It wasn’t hard to choose the LE as our favorite. The fact that you don’t have to stop and get out of the car to change suspension settings is a huge convenience in our book. An on-board GPS of any kind and a standard winch are both features we would install after the fact. The Adventure Pro GPS has over 150,000 miles of trails preloaded and comes with timing and tracking features that other units do not. Furthermore, that adjustable suspension accessory would be the most costly and difficult to install after the fact. Sure, you could commission an aftermarket company like Shock Therapy or SDI to add in cab-adjustable suspension to any RMAX, but it wouldn’t be Yamaha tested and approved. That’s why we choose the brand in the first place. However, if your trails are more consistent, and you have never felt the need to adjust your suspension as the terrain changes, you should save the extra money and go with the R-Spec or XT-R. As for the Sport-model RMAX buyer, you know who you are. You set a fast pace, like to be out front and want a machine you can pound through anything, but still make it back to the truck. The new Fox shocks on this model will handle it and can be made softer if needed, but we must be spoiled and would rather pay extra and do it with a simple push of a button.

In 2021, the base model, called the R-Spec (shown), came in white and is equipped with GBC Dirt Commander 2.0 tires. For 2022, white is found on the Limited Edition RMAX. The body lines are sculpted as to not get hung up on obstacles, and the approach angles are very steep.


Engine type Liquid-cooled, 8-valve, DOHC 4-stroke twin

Displacement 999cc

Bore x stroke 93mm x 73.5mm (x2)

Compression ratio 11.2:1

Lubrication system Dry sump

Additional cooling Auto fan

Induction 48mm EFI (x2)

Starting/back-up Electric/none

Starting procedure Turn ignition switch w/ brake on

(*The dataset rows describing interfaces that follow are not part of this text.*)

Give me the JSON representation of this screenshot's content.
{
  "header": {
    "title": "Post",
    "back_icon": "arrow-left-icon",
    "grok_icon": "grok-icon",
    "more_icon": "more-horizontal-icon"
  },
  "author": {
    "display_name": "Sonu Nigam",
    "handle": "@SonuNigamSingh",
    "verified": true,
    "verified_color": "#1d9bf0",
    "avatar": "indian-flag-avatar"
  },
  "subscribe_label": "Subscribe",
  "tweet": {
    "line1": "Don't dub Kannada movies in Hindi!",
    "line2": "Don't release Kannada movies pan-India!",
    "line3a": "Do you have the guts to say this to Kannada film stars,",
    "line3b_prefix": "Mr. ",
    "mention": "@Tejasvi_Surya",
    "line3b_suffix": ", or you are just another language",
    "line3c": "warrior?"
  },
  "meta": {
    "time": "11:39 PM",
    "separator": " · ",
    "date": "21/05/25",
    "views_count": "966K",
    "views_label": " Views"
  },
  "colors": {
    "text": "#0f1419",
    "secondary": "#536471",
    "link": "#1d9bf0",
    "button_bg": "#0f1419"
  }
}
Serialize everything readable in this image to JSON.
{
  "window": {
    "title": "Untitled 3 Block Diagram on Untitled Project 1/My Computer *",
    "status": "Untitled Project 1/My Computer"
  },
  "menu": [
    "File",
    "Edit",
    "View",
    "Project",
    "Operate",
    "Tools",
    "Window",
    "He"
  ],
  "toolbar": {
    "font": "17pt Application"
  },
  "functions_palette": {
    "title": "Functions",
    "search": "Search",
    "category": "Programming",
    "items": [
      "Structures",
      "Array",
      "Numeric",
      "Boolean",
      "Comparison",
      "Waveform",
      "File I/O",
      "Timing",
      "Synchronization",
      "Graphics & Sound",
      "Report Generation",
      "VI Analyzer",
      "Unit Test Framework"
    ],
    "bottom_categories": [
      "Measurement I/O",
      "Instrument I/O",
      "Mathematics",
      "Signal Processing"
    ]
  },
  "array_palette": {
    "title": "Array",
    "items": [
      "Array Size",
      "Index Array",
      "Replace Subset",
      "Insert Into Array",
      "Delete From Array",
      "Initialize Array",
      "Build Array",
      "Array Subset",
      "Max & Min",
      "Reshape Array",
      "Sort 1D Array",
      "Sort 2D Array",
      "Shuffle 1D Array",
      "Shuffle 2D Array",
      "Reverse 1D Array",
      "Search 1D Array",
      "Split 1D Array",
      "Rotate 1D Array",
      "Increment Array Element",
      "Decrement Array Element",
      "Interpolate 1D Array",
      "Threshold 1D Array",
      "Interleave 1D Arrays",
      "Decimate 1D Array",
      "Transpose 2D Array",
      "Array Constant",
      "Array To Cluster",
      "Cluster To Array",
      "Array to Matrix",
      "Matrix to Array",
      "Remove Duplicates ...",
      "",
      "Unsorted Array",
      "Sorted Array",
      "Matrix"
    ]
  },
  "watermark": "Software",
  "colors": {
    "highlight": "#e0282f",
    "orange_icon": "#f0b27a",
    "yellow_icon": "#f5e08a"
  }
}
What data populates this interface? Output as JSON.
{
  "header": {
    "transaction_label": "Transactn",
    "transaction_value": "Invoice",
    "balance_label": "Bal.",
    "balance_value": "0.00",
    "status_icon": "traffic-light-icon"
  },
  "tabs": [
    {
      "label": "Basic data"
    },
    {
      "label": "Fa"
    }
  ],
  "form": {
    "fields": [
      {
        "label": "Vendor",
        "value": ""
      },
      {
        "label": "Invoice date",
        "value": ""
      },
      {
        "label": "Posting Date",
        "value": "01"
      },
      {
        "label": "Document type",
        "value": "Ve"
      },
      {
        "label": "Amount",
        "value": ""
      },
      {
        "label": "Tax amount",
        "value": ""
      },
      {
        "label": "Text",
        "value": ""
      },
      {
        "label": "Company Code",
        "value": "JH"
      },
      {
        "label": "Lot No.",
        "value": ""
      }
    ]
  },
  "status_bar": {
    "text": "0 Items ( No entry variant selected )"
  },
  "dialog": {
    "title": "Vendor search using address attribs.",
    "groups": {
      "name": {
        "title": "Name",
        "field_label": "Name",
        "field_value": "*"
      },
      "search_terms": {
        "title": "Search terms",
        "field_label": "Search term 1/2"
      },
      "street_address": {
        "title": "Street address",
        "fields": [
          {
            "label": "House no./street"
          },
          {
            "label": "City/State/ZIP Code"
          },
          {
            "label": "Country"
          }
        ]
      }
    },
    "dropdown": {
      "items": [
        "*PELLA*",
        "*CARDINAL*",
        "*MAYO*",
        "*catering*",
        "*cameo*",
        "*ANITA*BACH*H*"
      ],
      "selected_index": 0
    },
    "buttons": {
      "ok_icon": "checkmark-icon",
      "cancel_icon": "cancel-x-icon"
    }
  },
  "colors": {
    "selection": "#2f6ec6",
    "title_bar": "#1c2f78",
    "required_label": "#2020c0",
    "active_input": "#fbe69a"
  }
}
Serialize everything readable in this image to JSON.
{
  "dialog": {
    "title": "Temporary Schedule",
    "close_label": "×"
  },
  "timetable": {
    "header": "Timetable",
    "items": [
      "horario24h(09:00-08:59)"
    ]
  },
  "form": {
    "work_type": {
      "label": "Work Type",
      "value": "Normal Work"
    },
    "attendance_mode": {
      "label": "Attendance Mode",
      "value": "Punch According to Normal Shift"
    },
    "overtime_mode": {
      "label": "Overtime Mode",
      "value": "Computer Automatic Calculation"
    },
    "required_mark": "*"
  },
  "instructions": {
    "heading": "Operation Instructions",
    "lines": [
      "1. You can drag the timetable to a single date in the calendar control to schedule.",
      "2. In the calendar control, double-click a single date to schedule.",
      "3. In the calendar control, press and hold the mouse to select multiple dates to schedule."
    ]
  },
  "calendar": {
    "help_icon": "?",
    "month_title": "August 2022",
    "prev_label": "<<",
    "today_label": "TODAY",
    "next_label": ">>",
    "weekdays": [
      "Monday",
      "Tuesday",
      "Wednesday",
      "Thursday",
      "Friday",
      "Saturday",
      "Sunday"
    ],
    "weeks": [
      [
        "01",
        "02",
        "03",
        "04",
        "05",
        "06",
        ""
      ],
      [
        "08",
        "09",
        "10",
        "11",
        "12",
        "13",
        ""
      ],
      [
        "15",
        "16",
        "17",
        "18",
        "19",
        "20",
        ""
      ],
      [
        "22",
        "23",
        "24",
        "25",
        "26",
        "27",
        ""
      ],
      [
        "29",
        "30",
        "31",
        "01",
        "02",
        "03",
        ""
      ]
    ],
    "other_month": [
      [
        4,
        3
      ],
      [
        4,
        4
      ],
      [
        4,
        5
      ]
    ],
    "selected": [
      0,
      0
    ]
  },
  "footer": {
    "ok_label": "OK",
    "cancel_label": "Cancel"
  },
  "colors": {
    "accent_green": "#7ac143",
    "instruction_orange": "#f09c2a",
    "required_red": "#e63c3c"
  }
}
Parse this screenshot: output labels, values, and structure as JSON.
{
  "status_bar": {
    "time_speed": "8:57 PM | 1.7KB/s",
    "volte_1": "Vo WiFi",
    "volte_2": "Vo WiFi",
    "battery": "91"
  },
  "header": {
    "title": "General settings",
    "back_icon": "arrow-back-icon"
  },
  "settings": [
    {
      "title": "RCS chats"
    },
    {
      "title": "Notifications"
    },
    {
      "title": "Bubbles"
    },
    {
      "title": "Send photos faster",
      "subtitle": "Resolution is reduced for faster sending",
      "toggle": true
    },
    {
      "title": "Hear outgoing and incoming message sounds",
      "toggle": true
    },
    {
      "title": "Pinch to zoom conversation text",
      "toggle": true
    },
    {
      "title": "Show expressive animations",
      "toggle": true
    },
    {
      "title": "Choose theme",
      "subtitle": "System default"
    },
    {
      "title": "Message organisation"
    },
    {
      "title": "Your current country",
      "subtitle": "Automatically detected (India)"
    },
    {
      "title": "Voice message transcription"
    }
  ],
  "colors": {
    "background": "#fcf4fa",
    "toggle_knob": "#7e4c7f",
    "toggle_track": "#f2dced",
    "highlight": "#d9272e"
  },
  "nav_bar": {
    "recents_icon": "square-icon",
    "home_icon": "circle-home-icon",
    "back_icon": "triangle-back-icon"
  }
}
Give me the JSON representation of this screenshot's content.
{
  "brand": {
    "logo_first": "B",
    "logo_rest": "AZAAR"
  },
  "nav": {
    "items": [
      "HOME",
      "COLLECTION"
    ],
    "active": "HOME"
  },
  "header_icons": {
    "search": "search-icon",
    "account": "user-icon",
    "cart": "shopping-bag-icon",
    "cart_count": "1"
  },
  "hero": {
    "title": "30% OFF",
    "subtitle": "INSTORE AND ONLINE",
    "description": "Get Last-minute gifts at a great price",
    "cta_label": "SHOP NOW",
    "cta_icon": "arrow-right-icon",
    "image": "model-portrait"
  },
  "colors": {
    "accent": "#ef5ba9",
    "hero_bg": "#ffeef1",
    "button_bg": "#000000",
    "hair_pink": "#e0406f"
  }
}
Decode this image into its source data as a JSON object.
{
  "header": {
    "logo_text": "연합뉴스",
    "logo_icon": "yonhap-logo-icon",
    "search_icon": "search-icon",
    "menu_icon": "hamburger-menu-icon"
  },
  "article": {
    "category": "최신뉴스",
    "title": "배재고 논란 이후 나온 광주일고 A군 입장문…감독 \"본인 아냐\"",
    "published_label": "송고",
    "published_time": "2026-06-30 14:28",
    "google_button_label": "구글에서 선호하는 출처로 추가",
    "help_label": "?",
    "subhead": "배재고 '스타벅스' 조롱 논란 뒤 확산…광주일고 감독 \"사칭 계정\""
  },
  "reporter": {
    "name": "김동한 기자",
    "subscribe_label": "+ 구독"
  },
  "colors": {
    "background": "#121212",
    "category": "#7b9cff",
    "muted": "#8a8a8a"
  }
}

Air filter type Washable foam w/ paper secondary 

Air filter access Under hood, clips for airbox lid

Transmission Dual-range CVT w/reverse

Reverse procedure Move range selector to “R”

Drive system Selectable 2WD/4WD w/diff-lock

Final drives Shafts

Fuel capacity 9.2 gal.

Wheelbase 86.7”

Length/width/height 119”/66.1”/77.8”

Ground clearance 13.8”

Claimed dry weight 1,839 lb.

Bed weight limit 600 lb.

Hitch 2” square receiver 

Towing limit 2000 lb.

Frame Steel rectangle & round tube

Suspension/wheel travel:

Front Dual A-arm w/ prel./comp.-adj. 2.0 shocks/14.2”

Rear Dual A-arm w/ prel./comp.-adj. 2.0 shocks/16.9”


Front Hydraulic disc

Rear Hydraulic disc

Parking Separate lever on console


Front 30x10R14 GBC or Maxxis 

Rear 30x10R14 GBC or Maxxis


DC outlet DC and USB on console


Front LED hi/lo headlights

Rear LED brake/taillights w/rev light Instrumentation Digital speed/odo/trip/hour/rpm/fuel/gear/clock/2WD-4WD

Colors Blue, white, black

Minimum recommended operator age 16

Price $20,699–$24,399

Contact www.yamahamotorsports.com


RMAX LE, $24,399: SSV Works Audio, Adventure Pro GPS, Warn winch, iQS Fox shocks, Maxxis Carnivore tires

RMAX XT-R, $23,899: Adventure Pro GPS, Warn winch, QS3 Fox shocks, Maxxis Carnivore tires on beadlocks

RMAX R-SPEC, $20,699: QS3 Fox shocks, GBC Dirt Commander 2.0 tires

RMAX SPORT, $22,599: Stiffer Fox shocks with high-/low-speed adjusters, GBC Terra Master SQ tires on beadlocks

Comments are closed, but trackbacks and pingbacks are open.